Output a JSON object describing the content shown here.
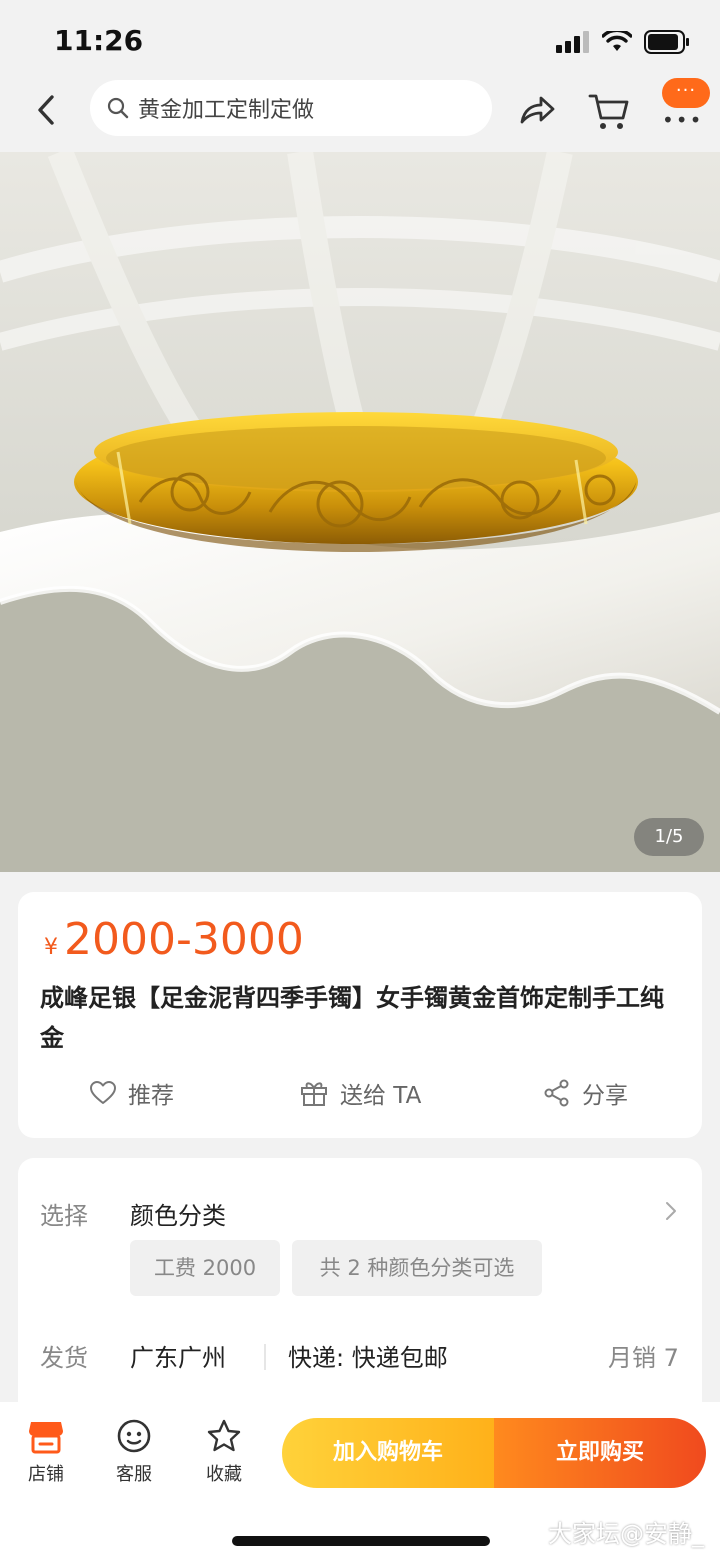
{
  "status_bar": {
    "time": "11:26"
  },
  "search": {
    "query": "黄金加工定制定做"
  },
  "product": {
    "image_counter": "1/5",
    "price_currency": "¥",
    "price": "2000-3000",
    "title": "成峰足银【足金泥背四季手镯】女手镯黄金首饰定制手工纯金"
  },
  "actions": {
    "recommend": "推荐",
    "gift": "送给 TA",
    "share": "分享"
  },
  "options": {
    "select_label": "选择",
    "select_value": "颜色分类",
    "chips": [
      "工费 2000",
      "共 2 种颜色分类可选"
    ],
    "ship_label": "发货",
    "ship_origin": "广东广州",
    "ship_method": "快递: 快递包邮",
    "monthly_sales": "月销 7"
  },
  "bottom_bar": {
    "shop": "店铺",
    "service": "客服",
    "favorite": "收藏",
    "add_to_cart": "加入购物车",
    "buy_now": "立即购买"
  },
  "watermark": "大家坛@安静_",
  "colors": {
    "accent": "#f25a1d",
    "cart_button": "#ffc02a",
    "buy_button": "#f0561e",
    "shop_icon": "#ff5a1a"
  }
}
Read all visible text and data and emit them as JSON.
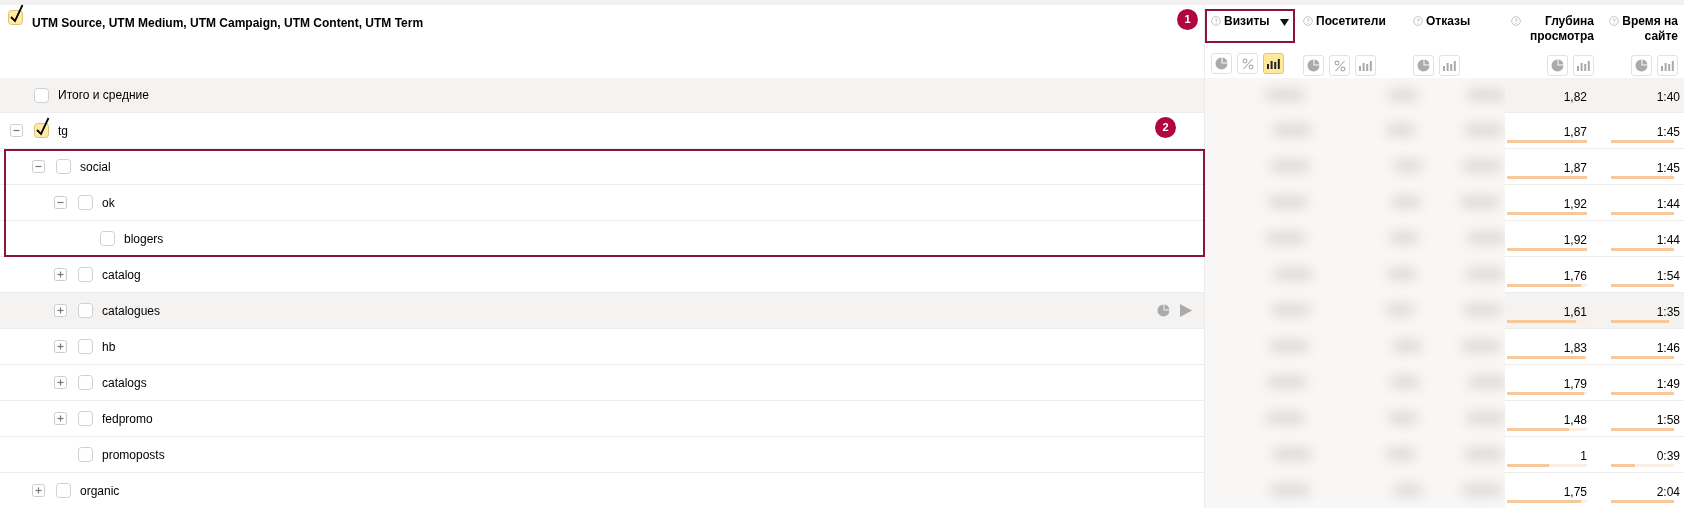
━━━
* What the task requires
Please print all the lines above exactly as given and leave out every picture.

* Result for this exercise
Output a JSON object describing the content shown here.
{
  "status_bar": {
    "time": "11:26"
  },
  "search": {
    "query": "黄金加工定制定做"
  },
  "product": {
    "image_counter": "1/5",
    "price_currency": "¥",
    "price": "2000-3000",
    "title": "成峰足银【足金泥背四季手镯】女手镯黄金首饰定制手工纯金"
  },
  "actions": {
    "recommend": "推荐",
    "gift": "送给 TA",
    "share": "分享"
  },
  "options": {
    "select_label": "选择",
    "select_value": "颜色分类",
    "chips": [
      "工费 2000",
      "共 2 种颜色分类可选"
    ],
    "ship_label": "发货",
    "ship_origin": "广东广州",
    "ship_method": "快递: 快递包邮",
    "monthly_sales": "月销 7"
  },
  "bottom_bar": {
    "shop": "店铺",
    "service": "客服",
    "favorite": "收藏",
    "add_to_cart": "加入购物车",
    "buy_now": "立即购买"
  },
  "watermark": "大家坛@安静_",
  "colors": {
    "accent": "#f25a1d",
    "cart_button": "#ffc02a",
    "buy_button": "#f0561e",
    "shop_icon": "#ff5a1a"
  }
}
Read all visible text and data and emit them as JSON.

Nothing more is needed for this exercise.